Efforts to tidy litter in the area may benefit from support from some of the bigger businesses in the area, said Ms Reeves. Aviaries resident Louise Cunningham said she regularly took a bag with her and picked up litter like empty crisp packets and drinks cans – she suggested other people could follow suit and keep the area tidy.
Swallow Hill: ‘Part of the solution’
Pat Doherty, a teacher at Swallow Hill Community College, brought five students with her from a school which she says has turned the corner. She said:
“These students want to be part of the solution and if you let them they will be part of the solution. They are part of this community. I believe in the possibility of change.”
One of the students, Kieran, spoke about the lack of opportunities for young people in the area and about how
The meeting agreed to add youth provision to the plan to improve the area.
The initial findings from the Town Street survery conducted last year by Rachel Reeves were:
There’s still a long way to go to sort out all of Armley’s problems, that much is clear. Problems with street drinking and anti-social behaviour, litter and grafitti are still realities of day to day life, writes John Baron.
I’m always conscious of Elaine Holsworth’s powerful article for The Dispatch from May where she says ‘I love Armley, but I’m disillusioned‘, asking people to ‘see beyond the spin’ in the media (including, presumably, us).
To be fair to Friday’s All Together Armley meeting, no-one was under the illusion that the job, barely a year in, was anything other than still in its infancy.
Some of the changes have been impressive – closing Town Street for Armley Festival was a huge success. Time will tell whether the Cumulative Impact Policy will reduce the number of outlets selling alcohol in the area, or whether it’s already a case of too little too late.
The guys from Swallow Hill were hugely impressive and encapsulated the message of hope and change for the community (it was a shame some of the adults in the audience who may have legitimate grievances against some Swallow Hill students couldn’t set a better example to the pupils by refraining from heckling, interrupting and shouting out while she tried to speak).
It’s going to take time to turn Town Street – and the rest of Armley – around. But the past year has seen a start. Proof of the pudding will be in another couple of years.
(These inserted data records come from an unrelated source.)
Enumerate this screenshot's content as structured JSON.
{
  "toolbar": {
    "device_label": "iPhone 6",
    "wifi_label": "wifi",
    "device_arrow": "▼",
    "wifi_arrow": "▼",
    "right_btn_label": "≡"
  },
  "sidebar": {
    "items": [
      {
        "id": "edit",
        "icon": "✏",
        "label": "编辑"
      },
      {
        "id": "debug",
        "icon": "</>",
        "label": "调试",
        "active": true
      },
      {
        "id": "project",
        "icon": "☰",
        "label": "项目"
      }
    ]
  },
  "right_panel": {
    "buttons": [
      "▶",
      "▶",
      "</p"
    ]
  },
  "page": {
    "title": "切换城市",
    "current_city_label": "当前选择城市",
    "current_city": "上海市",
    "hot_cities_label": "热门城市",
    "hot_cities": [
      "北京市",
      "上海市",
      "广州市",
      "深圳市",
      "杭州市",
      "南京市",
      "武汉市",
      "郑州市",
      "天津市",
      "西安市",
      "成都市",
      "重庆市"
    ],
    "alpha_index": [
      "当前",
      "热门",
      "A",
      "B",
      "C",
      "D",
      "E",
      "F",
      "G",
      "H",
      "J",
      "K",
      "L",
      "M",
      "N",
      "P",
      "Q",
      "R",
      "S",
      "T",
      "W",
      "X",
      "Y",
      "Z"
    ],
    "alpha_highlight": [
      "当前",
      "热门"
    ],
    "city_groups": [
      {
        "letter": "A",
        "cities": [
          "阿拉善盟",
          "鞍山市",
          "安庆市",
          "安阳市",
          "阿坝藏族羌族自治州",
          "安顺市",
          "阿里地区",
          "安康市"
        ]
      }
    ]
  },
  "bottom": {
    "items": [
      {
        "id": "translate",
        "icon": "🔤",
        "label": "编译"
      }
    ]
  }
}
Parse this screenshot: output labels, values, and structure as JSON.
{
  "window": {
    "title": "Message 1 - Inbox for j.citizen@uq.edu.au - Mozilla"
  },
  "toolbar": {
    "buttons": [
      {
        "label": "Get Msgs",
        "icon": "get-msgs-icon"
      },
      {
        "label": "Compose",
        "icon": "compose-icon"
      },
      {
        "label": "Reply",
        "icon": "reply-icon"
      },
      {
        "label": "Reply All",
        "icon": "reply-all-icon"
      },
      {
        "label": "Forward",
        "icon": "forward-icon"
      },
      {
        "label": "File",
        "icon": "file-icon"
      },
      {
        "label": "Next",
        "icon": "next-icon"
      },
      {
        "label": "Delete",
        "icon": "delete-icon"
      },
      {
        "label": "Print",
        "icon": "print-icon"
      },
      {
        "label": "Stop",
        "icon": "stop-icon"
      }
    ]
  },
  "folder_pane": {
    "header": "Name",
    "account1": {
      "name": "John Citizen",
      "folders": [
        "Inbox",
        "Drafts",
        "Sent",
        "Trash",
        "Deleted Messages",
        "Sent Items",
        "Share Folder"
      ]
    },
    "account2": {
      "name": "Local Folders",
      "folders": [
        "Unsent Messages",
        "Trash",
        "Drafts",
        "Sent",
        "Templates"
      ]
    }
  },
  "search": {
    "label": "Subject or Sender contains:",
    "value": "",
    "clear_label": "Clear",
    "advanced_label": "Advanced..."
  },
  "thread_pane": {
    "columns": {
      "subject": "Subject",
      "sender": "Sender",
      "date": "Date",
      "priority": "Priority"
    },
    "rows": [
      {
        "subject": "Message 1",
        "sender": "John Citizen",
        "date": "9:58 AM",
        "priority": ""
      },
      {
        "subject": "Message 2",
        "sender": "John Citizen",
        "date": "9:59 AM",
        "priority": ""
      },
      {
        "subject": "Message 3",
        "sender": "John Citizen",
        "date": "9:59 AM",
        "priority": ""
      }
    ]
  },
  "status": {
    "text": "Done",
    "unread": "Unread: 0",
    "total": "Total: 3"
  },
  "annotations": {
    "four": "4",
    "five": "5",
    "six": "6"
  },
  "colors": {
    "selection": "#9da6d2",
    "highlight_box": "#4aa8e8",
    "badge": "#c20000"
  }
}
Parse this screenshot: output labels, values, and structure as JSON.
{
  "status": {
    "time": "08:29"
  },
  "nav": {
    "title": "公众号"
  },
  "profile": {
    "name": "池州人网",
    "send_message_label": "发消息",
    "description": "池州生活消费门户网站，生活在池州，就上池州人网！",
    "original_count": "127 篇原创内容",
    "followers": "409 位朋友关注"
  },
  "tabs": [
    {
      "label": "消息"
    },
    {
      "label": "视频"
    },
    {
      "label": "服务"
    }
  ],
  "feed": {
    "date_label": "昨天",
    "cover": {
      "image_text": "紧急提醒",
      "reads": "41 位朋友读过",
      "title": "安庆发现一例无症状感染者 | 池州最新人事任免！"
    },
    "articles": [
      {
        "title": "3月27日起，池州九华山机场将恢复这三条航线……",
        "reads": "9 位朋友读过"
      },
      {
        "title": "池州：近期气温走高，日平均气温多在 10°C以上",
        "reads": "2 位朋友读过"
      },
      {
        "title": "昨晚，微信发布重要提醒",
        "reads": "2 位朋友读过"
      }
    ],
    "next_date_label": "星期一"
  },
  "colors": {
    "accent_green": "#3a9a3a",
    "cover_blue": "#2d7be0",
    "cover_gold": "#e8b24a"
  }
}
In the meantime, ask yourself this: What have you done to follow in the footsteps of Glenn Broadbent and Louise Cunningham by giving up their time to help improve the area? Change needs the entire community to get involved. How will YOU make a difference?
All Together Armley can be contacted via firstname.lastname@example.org.